Find all lines in the records that include the word "true", and copy them out.

DATASET CONTENT:
- - - -

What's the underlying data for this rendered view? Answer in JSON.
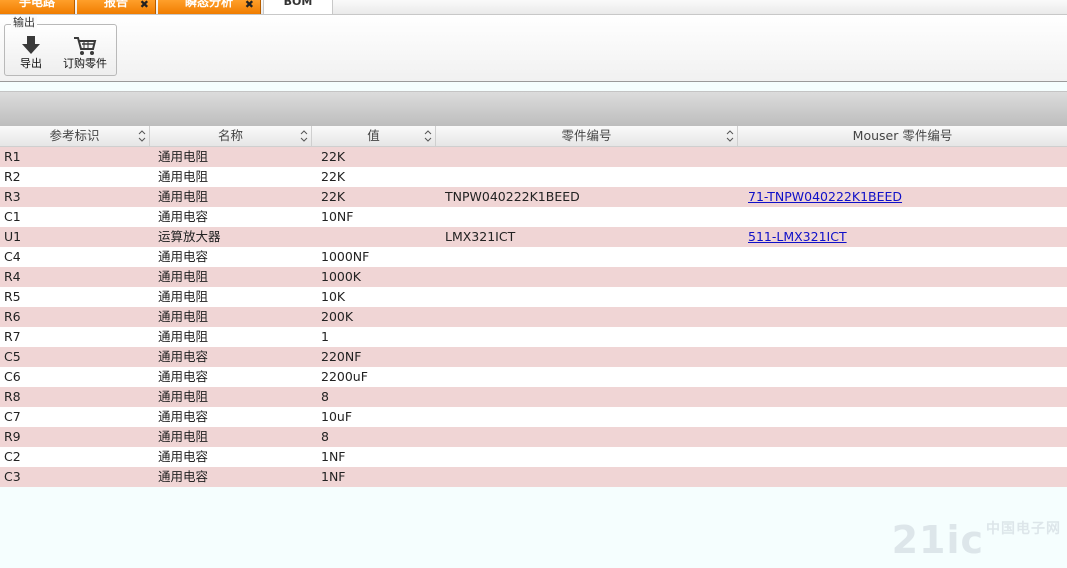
{
  "tabs": [
    {
      "label": "手电路",
      "active": false,
      "closable": false
    },
    {
      "label": "报告",
      "active": false,
      "closable": true
    },
    {
      "label": "瞬态分析",
      "active": false,
      "closable": true
    },
    {
      "label": "BOM",
      "active": true,
      "closable": false
    }
  ],
  "toolbar": {
    "group_title": "输出",
    "export_label": "导出",
    "order_label": "订购零件"
  },
  "table": {
    "columns": [
      "参考标识",
      "名称",
      "值",
      "零件编号",
      "Mouser 零件编号"
    ],
    "rows": [
      {
        "ref": "R1",
        "name": "通用电阻",
        "value": "22K",
        "part": "",
        "mouser": ""
      },
      {
        "ref": "R2",
        "name": "通用电阻",
        "value": "22K",
        "part": "",
        "mouser": ""
      },
      {
        "ref": "R3",
        "name": "通用电阻",
        "value": "22K",
        "part": "TNPW040222K1BEED",
        "mouser": "71-TNPW040222K1BEED"
      },
      {
        "ref": "C1",
        "name": "通用电容",
        "value": "10NF",
        "part": "",
        "mouser": ""
      },
      {
        "ref": "U1",
        "name": "运算放大器",
        "value": "",
        "part": "LMX321ICT",
        "mouser": "511-LMX321ICT"
      },
      {
        "ref": "C4",
        "name": "通用电容",
        "value": "1000NF",
        "part": "",
        "mouser": ""
      },
      {
        "ref": "R4",
        "name": "通用电阻",
        "value": "1000K",
        "part": "",
        "mouser": ""
      },
      {
        "ref": "R5",
        "name": "通用电阻",
        "value": "10K",
        "part": "",
        "mouser": ""
      },
      {
        "ref": "R6",
        "name": "通用电阻",
        "value": "200K",
        "part": "",
        "mouser": ""
      },
      {
        "ref": "R7",
        "name": "通用电阻",
        "value": "1",
        "part": "",
        "mouser": ""
      },
      {
        "ref": "C5",
        "name": "通用电容",
        "value": "220NF",
        "part": "",
        "mouser": ""
      },
      {
        "ref": "C6",
        "name": "通用电容",
        "value": "2200uF",
        "part": "",
        "mouser": ""
      },
      {
        "ref": "R8",
        "name": "通用电阻",
        "value": "8",
        "part": "",
        "mouser": ""
      },
      {
        "ref": "C7",
        "name": "通用电容",
        "value": "10uF",
        "part": "",
        "mouser": ""
      },
      {
        "ref": "R9",
        "name": "通用电阻",
        "value": "8",
        "part": "",
        "mouser": ""
      },
      {
        "ref": "C2",
        "name": "通用电容",
        "value": "1NF",
        "part": "",
        "mouser": ""
      },
      {
        "ref": "C3",
        "name": "通用电容",
        "value": "1NF",
        "part": "",
        "mouser": ""
      }
    ]
  },
  "colors": {
    "tab_orange": "#f58a10",
    "row_stripe": "#f0d5d5",
    "link": "#1010c8",
    "background": "#f5fefe"
  },
  "watermark": {
    "main": "21ic",
    "sub": "中国电子网"
  }
}
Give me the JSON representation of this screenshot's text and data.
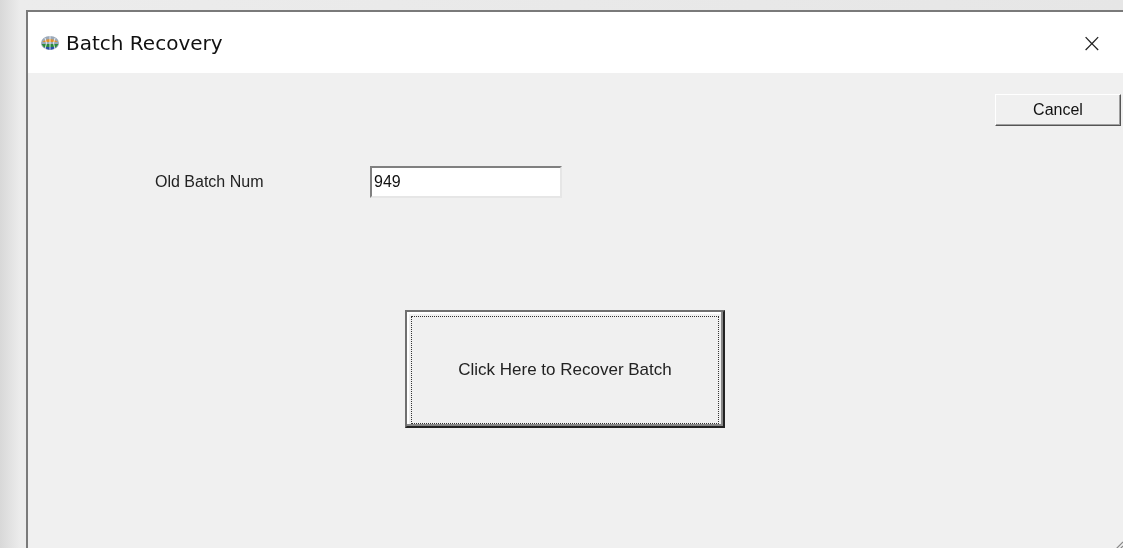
{
  "window": {
    "title": "Batch Recovery",
    "close": "×"
  },
  "cancel_button": {
    "label": "Cancel"
  },
  "field": {
    "label": "Old Batch Num",
    "value": "949"
  },
  "recover_button": {
    "label": "Click Here to Recover Batch",
    "focused": true
  }
}
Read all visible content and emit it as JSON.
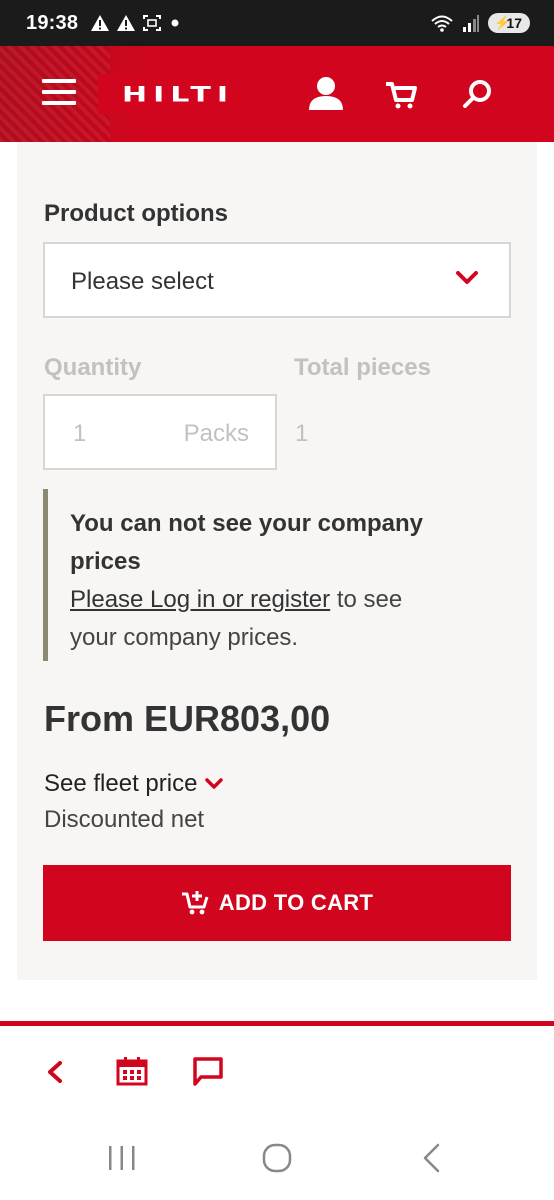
{
  "status_bar": {
    "time": "19:38",
    "battery": "17",
    "left_icons": [
      "warning-icon",
      "warning-icon",
      "screenshot-icon",
      "dot-icon"
    ],
    "right_icons": [
      "wifi-icon",
      "signal-icon",
      "battery-icon"
    ]
  },
  "header": {
    "logo_text": "HILTI",
    "brand_color": "#d2051e",
    "icons": [
      "menu-icon",
      "user-icon",
      "cart-icon",
      "search-icon"
    ]
  },
  "product_options": {
    "label": "Product options",
    "placeholder": "Please select"
  },
  "quantity": {
    "label": "Quantity",
    "value": "1",
    "unit": "Packs"
  },
  "total_pieces": {
    "label": "Total pieces",
    "value": "1"
  },
  "notice": {
    "title_line1": "You can not see your company",
    "title_line2": "prices",
    "link_text": "Please Log in or register",
    "body_after_link": " to see",
    "body_line2": "your company prices."
  },
  "price": {
    "text": "From EUR803,00"
  },
  "fleet": {
    "label": "See fleet price",
    "subtext": "Discounted net"
  },
  "add_to_cart": {
    "label": "ADD TO CART"
  },
  "toolbar": {
    "icons": [
      "back-icon",
      "calendar-icon",
      "chat-icon"
    ]
  },
  "navbar": {
    "icons": [
      "recent-apps-icon",
      "home-icon",
      "back-nav-icon"
    ]
  }
}
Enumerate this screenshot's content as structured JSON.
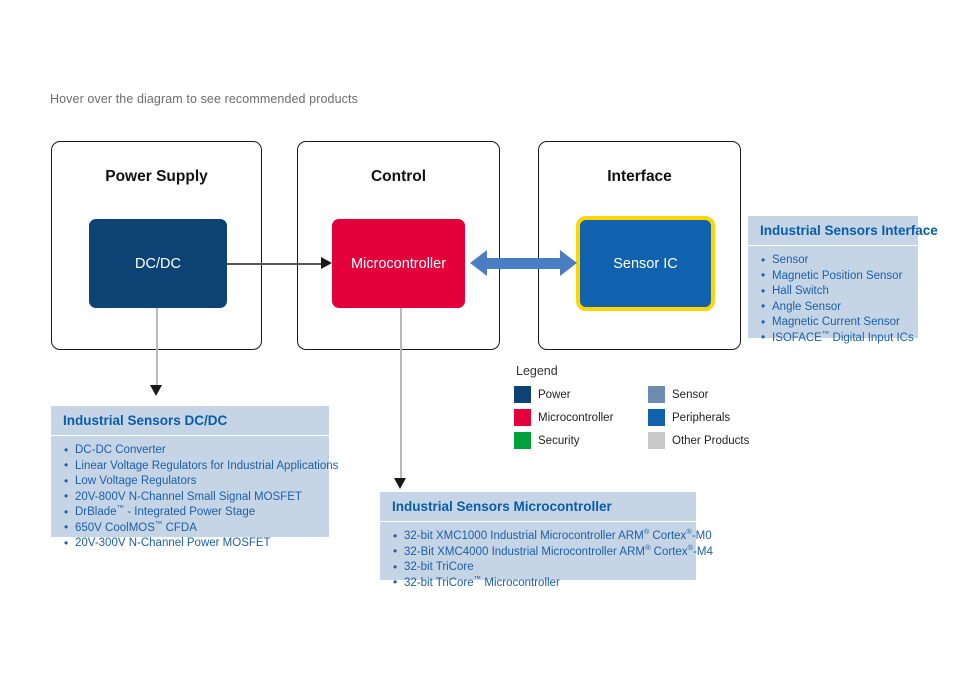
{
  "hint": "Hover over the diagram to see recommended products",
  "stages": [
    {
      "title": "Power Supply",
      "block": {
        "label": "DC/DC",
        "color": "#0d4275",
        "highlighted": false
      }
    },
    {
      "title": "Control",
      "block": {
        "label": "Microcontroller",
        "color": "#e4003a",
        "highlighted": false
      }
    },
    {
      "title": "Interface",
      "block": {
        "label": "Sensor IC",
        "color": "#1162ae",
        "highlighted": true,
        "highlight_color": "#ffd500"
      }
    }
  ],
  "panels": {
    "dcdc": {
      "title": "Industrial Sensors DC/DC",
      "items": [
        "DC-DC Converter",
        "Linear Voltage Regulators for Industrial Applications",
        "Low Voltage Regulators",
        "20V-800V N-Channel Small Signal MOSFET",
        "DrBlade™ - Integrated Power Stage",
        "650V CoolMOS™ CFDA",
        "20V-300V N-Channel Power MOSFET"
      ]
    },
    "microcontroller": {
      "title": "Industrial Sensors Microcontroller",
      "items": [
        "32-bit XMC1000 Industrial Microcontroller ARM® Cortex®-M0",
        "32-Bit XMC4000 Industrial Microcontroller ARM® Cortex®-M4",
        "32-bit TriCore",
        "32-bit TriCore™ Microcontroller"
      ]
    },
    "interface": {
      "title": "Industrial Sensors Interface",
      "items": [
        "Sensor",
        "Magnetic Position Sensor",
        "Hall Switch",
        "Angle Sensor",
        "Magnetic Current Sensor",
        "ISOFACE™ Digital Input ICs"
      ]
    }
  },
  "legend": {
    "title": "Legend",
    "items": [
      {
        "label": "Power",
        "color": "#0d4275"
      },
      {
        "label": "Sensor",
        "color": "#6e8cb0"
      },
      {
        "label": "Microcontroller",
        "color": "#e4003a"
      },
      {
        "label": "Peripherals",
        "color": "#1162ae"
      },
      {
        "label": "Security",
        "color": "#00a13a"
      },
      {
        "label": "Other Products",
        "color": "#c9c9c9"
      }
    ]
  }
}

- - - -

ANSWER TO THIS PROBLEM:
      "closable": true
      "closable": true
      "active": true,
    "focused": true
        "highlighted": true,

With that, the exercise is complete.